Further, Mr Palmer stated that, unlike the directors, an administrator’s duty is to act in the best interests of the creditors. Administrators’ duties may require an immediate release of assets in the form of redundancies, but this could place the administrator at personal risk of prosecution. Mr. Palmer contended that”[i]n such a case an administrator might find himself in the unenviable position of either committing a criminal offense or (at least arguably) breaching his statutory duties”
In the High Court’s judgment, Lady Justice Andrews stated that if administrators were given immunity from prosecution, and if only the company was held liable for the offense under TURLCA, s 194, but not the person responsible for deciding on the redundancies and signing the notices “there would be nothing to deter non-compliance, and the criminal sanction would be meaningless…If administrators are not caught by s. 194(3) it would…leave a vacuum in responsibility that would fail to protect the interests of workers and, we would add, the interests of their representatives and the Secretary of State”.

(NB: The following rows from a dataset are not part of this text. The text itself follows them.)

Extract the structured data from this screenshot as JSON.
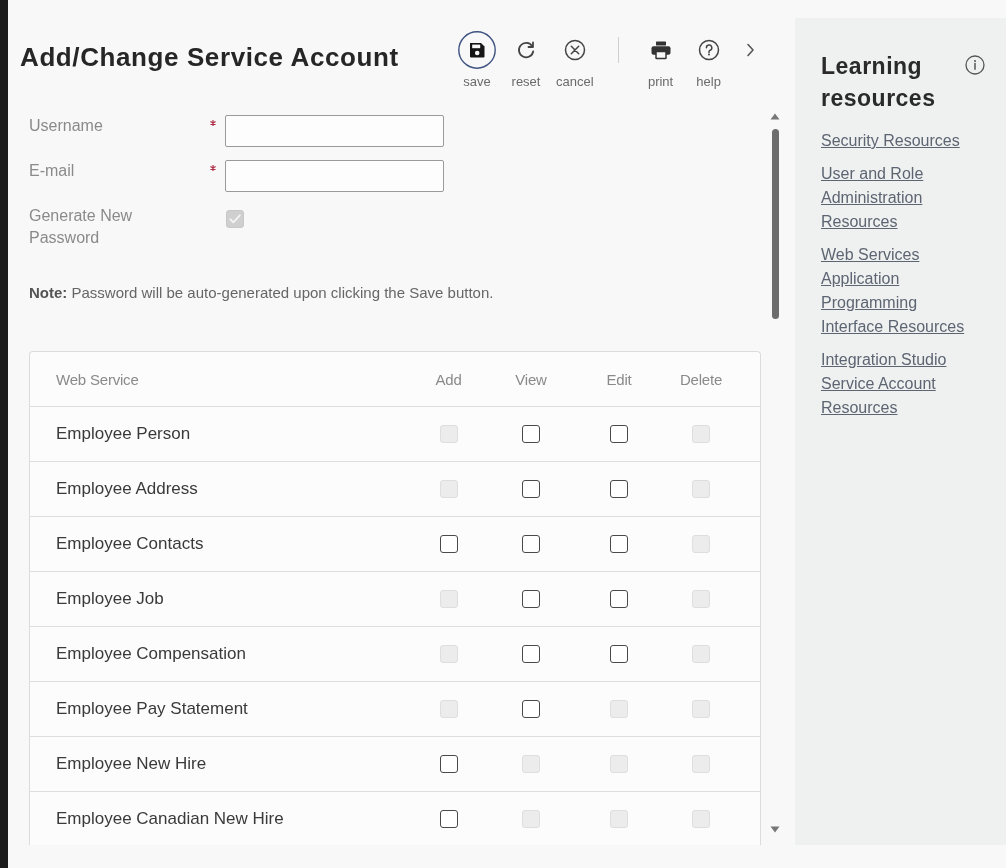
{
  "page": {
    "title": "Add/Change Service Account"
  },
  "toolbar": {
    "groups": [
      [
        {
          "kind": "save",
          "label": "save",
          "focused": true
        },
        {
          "kind": "reset",
          "label": "reset",
          "focused": false
        },
        {
          "kind": "cancel",
          "label": "cancel",
          "focused": false
        }
      ],
      [
        {
          "kind": "print",
          "label": "print",
          "focused": false
        },
        {
          "kind": "help",
          "label": "help",
          "focused": false
        },
        {
          "kind": "more",
          "focused": false
        }
      ]
    ]
  },
  "form": {
    "fields": [
      {
        "kind": "text",
        "label": "Username",
        "required": true,
        "disabled": false
      },
      {
        "kind": "text",
        "label": "E-mail",
        "required": true,
        "disabled": false
      },
      {
        "kind": "checkbox",
        "label": "Generate New Password",
        "required": false,
        "disabled": true,
        "checked": true
      }
    ],
    "note": "**Note:** Password will be auto-generated upon clicking the Save button."
  },
  "table": {
    "columns": [
      "Web Service",
      "Add",
      "View",
      "Edit",
      "Delete"
    ],
    "rows": [
      {
        "name": "Employee Person",
        "permissions": [
          {
            "checked": false,
            "disabled": true
          },
          {
            "checked": false,
            "disabled": false
          },
          {
            "checked": false,
            "disabled": false
          },
          {
            "checked": false,
            "disabled": true
          }
        ]
      },
      {
        "name": "Employee Address",
        "permissions": [
          {
            "checked": false,
            "disabled": true
          },
          {
            "checked": false,
            "disabled": false
          },
          {
            "checked": false,
            "disabled": false
          },
          {
            "checked": false,
            "disabled": true
          }
        ]
      },
      {
        "name": "Employee Contacts",
        "permissions": [
          {
            "checked": false,
            "disabled": false
          },
          {
            "checked": false,
            "disabled": false
          },
          {
            "checked": false,
            "disabled": false
          },
          {
            "checked": false,
            "disabled": true
          }
        ]
      },
      {
        "name": "Employee Job",
        "permissions": [
          {
            "checked": false,
            "disabled": true
          },
          {
            "checked": false,
            "disabled": false
          },
          {
            "checked": false,
            "disabled": false
          },
          {
            "checked": false,
            "disabled": true
          }
        ]
      },
      {
        "name": "Employee Compensation",
        "permissions": [
          {
            "checked": false,
            "disabled": true
          },
          {
            "checked": false,
            "disabled": false
          },
          {
            "checked": false,
            "disabled": false
          },
          {
            "checked": false,
            "disabled": true
          }
        ]
      },
      {
        "name": "Employee Pay Statement",
        "permissions": [
          {
            "checked": false,
            "disabled": true
          },
          {
            "checked": false,
            "disabled": false
          },
          {
            "checked": false,
            "disabled": true
          },
          {
            "checked": false,
            "disabled": true
          }
        ]
      },
      {
        "name": "Employee New Hire",
        "permissions": [
          {
            "checked": false,
            "disabled": false
          },
          {
            "checked": false,
            "disabled": true
          },
          {
            "checked": false,
            "disabled": true
          },
          {
            "checked": false,
            "disabled": true
          }
        ]
      },
      {
        "name": "Employee Canadian New Hire",
        "permissions": [
          {
            "checked": false,
            "disabled": false
          },
          {
            "checked": false,
            "disabled": true
          },
          {
            "checked": false,
            "disabled": true
          },
          {
            "checked": false,
            "disabled": true
          }
        ]
      }
    ]
  },
  "sidebar": {
    "title": "Learning resources",
    "links": [
      "Security Resources",
      "User and Role Administration Resources",
      "Web Services Application Programming Interface Resources",
      "Integration Studio Service Account Resources"
    ]
  }
}
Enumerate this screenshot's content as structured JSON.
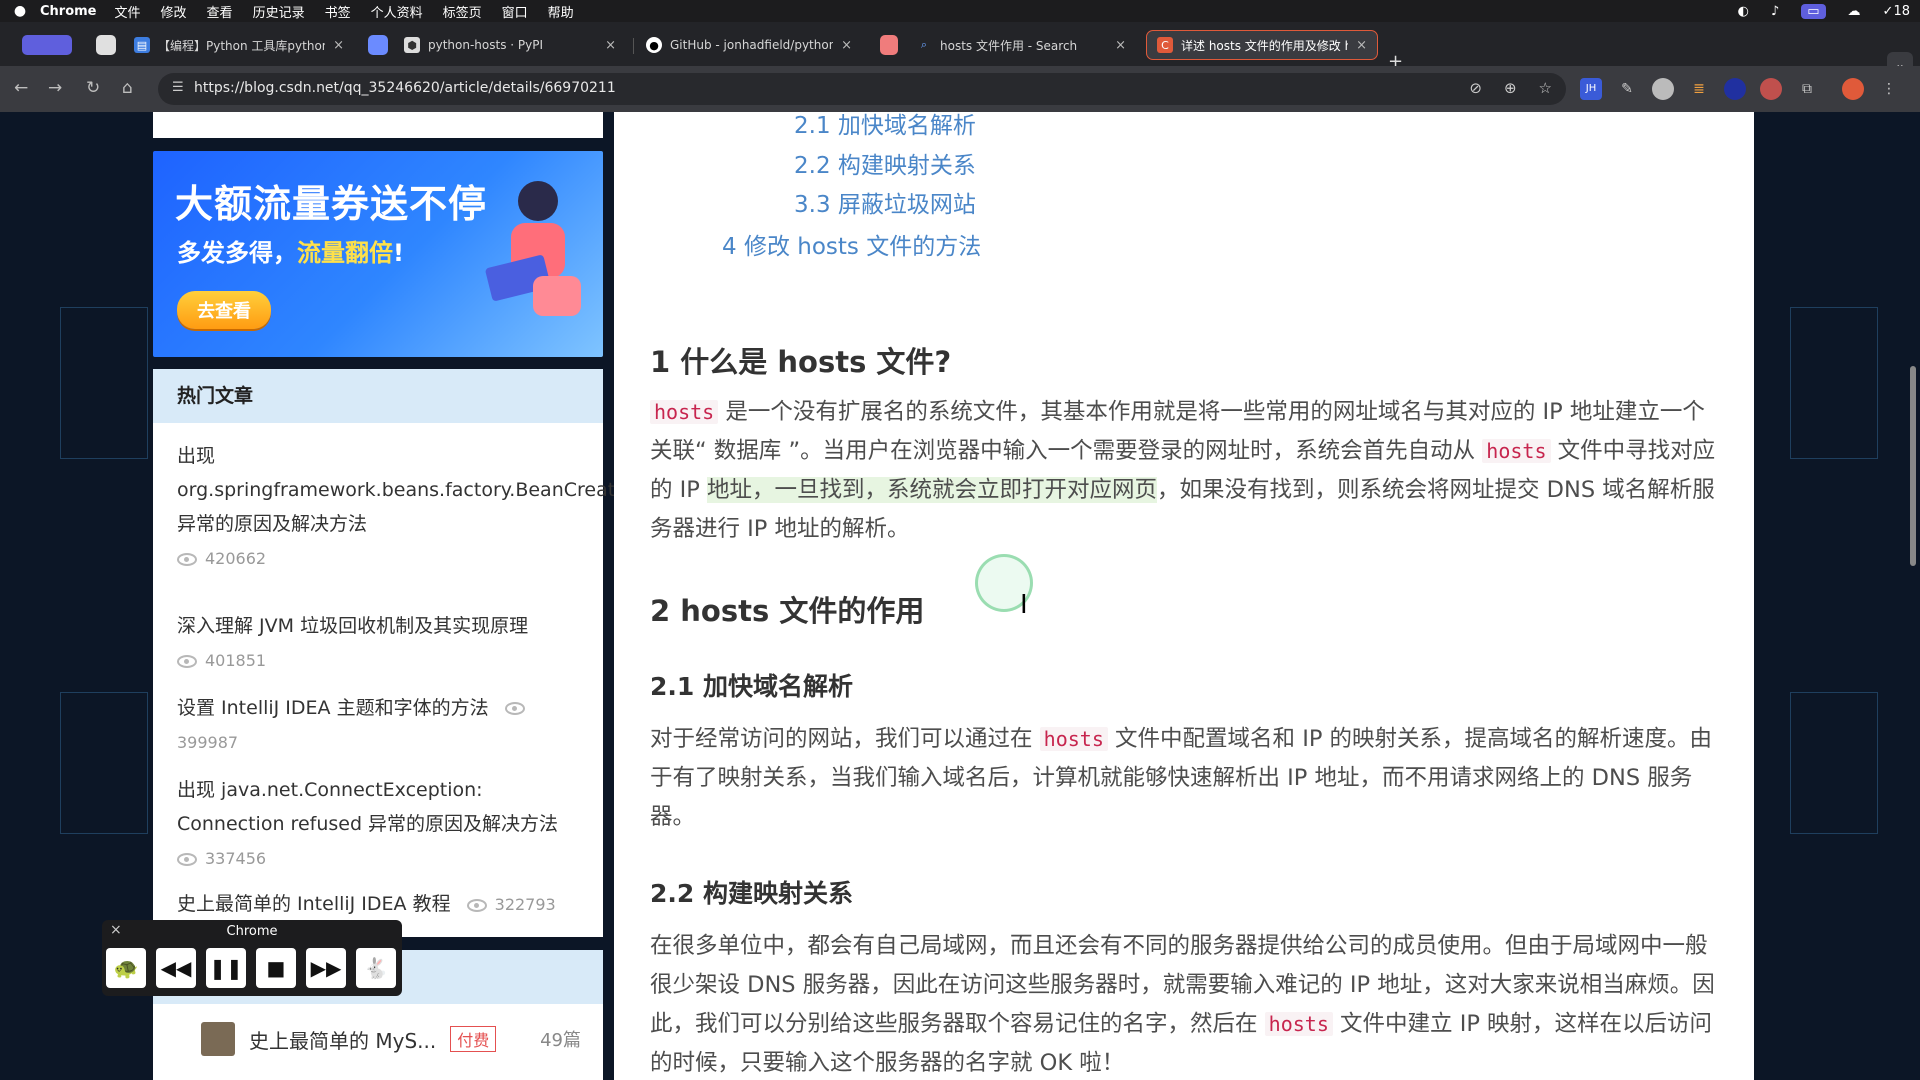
{
  "menubar": {
    "app_name": "Chrome",
    "items": [
      "文件",
      "修改",
      "查看",
      "历史记录",
      "书签",
      "个人资料",
      "标签页",
      "窗口",
      "帮助"
    ],
    "battery_text": "18"
  },
  "tabs": [
    {
      "title": "【编程】Python 工具库python-",
      "close": "×"
    },
    {
      "title": "python-hosts · PyPI",
      "close": "×"
    },
    {
      "title": "GitHub - jonhadfield/python-h",
      "close": "×"
    },
    {
      "title": "hosts 文件作用 - Search",
      "close": "×"
    },
    {
      "title": "详述 hosts 文件的作用及修改 h",
      "close": "×"
    }
  ],
  "address_bar": {
    "url": "https://blog.csdn.net/qq_35246620/article/details/66970211"
  },
  "banner": {
    "title": "大额流量券送不停",
    "subtitle_prefix": "多发多得，",
    "subtitle_highlight": "流量翻倍",
    "subtitle_suffix": "!",
    "button": "去查看"
  },
  "hot_articles": {
    "heading": "热门文章",
    "items": [
      {
        "title": "出现 org.springframework.beans.factory.BeanCreationException 异常的原因及解决方法",
        "views": "420662"
      },
      {
        "title": "深入理解 JVM 垃圾回收机制及其实现原理",
        "views": "401851"
      },
      {
        "title": "设置 IntelliJ IDEA 主题和字体的方法",
        "views": "399987"
      },
      {
        "title": "出现 java.net.ConnectException: Connection refused 异常的原因及解决方法",
        "views": "337456"
      },
      {
        "title": "史上最简单的 IntelliJ IDEA 教程",
        "views": "322793"
      }
    ]
  },
  "column": {
    "item_title": "史上最简单的 MyS...",
    "paid_badge": "付费",
    "count": "49篇"
  },
  "media_controller": {
    "title": "Chrome",
    "close": "×"
  },
  "toc": [
    "2.1 加快域名解析",
    "2.2 构建映射关系",
    "3.3 屏蔽垃圾网站",
    "4 修改 hosts 文件的方法"
  ],
  "article": {
    "s1_heading": "1 什么是 hosts 文件?",
    "s1_code": "hosts",
    "s1_p1": "是一个没有扩展名的系统文件，其基本作用就是将一些常用的网址域名与其对应的 IP 地址建立一个关联“ 数据库 ”。当用户在浏览器中输入一个需要登录的网址时，系统会首先自动从",
    "s1_code2": "hosts",
    "s1_p2": "文件中寻找对应的 IP",
    "s1_hl": "地址，一旦找到，系统就会立即打开对应网页",
    "s1_p3": "，如果没有找到，则系统会将网址提交 DNS 域名解析服务器进行 IP 地址的解析。",
    "s2_heading": "2 hosts 文件的作用",
    "s21_heading": "2.1 加快域名解析",
    "s21_p1": "对于经常访问的网站，我们可以通过在",
    "s21_code": "hosts",
    "s21_p2": "文件中配置域名和 IP 的映射关系，提高域名的解析速度。由于有了映射关系，当我们输入域名后，计算机就能够快速解析出 IP 地址，而不用请求网络上的 DNS 服务器。",
    "s22_heading": "2.2 构建映射关系",
    "s22_p1": "在很多单位中，都会有自己局域网，而且还会有不同的服务器提供给公司的成员使用。但由于局域网中一般很少架设 DNS 服务器，因此在访问这些服务器时，就需要输入难记的 IP 地址，这对大家来说相当麻烦。因此，我们可以分别给这些服务器取个容易记住的名字，然后在",
    "s22_code": "hosts",
    "s22_p2": "文件中建立 IP 映射，这样在以后访问的时候，只要输入这个服务器的名字就 OK 啦！"
  },
  "colors": {
    "accent_tab_border": "#e05a3a",
    "toc_link": "#4a86c8",
    "code_text": "#c7254e",
    "highlight": "#e7f5e1"
  }
}
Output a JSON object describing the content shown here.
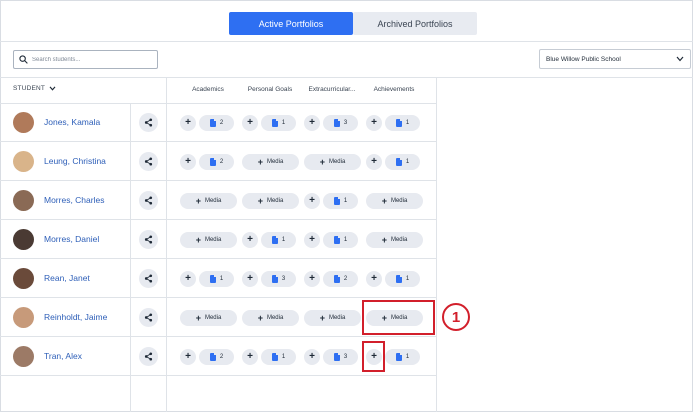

Andrews LJ stated that company directors may very well face the same conflict when acting in the best interests of the company when they would be obliged to serve the notice on the company’s behalf and, by doing so, would arguably be in breach of their duties to act in the best interests of the company similarly, the court observed that there may be cases in which an administrator might find himself in the unenviable position of either committing a criminal offense or breaching their statutory duties. However, similar to a company director, this conflict would not protect them from facing liability under s.193. The court noted that in defining “officers” within the meaning of TULRCA, it was Parliament’s intention to focus on the functions of the individuals concerned and not on who they owe their duties to.
The court stated that an administrator can be both an officer of the court and an officer of the company because in both capacities their responsibility is to manage the company’s business and property in the creditors’ interests. An administrator manages the company itself, and its business, by virtue of the office, and has the specific power to dismiss the company’s employees.
The court concluded that administrators can be prosecuted under TULRCA, s.194(3) and the court dismissed the claim for judicial review.
Whether or not the Supreme Court grants permission to appeal will affect how collective redundancies are managed by administrators.
If permission is not granted, and as noted by the High Court, it would be prudent for an administrator who has inherited a situation where the directors had already proposed to make collective redundancies, to review this decision and consider whether the plan should continue or do something else. If the plan is to proceed, the administrator should check that the requisite notice had been given to the Secretary of State and, if not, give such notice. These considerations, and the possibility of criminal prosecution for failing to comply with the duty under s 193, may well result in insolvency practitioners being cautious about accepting future appointments as an administrator.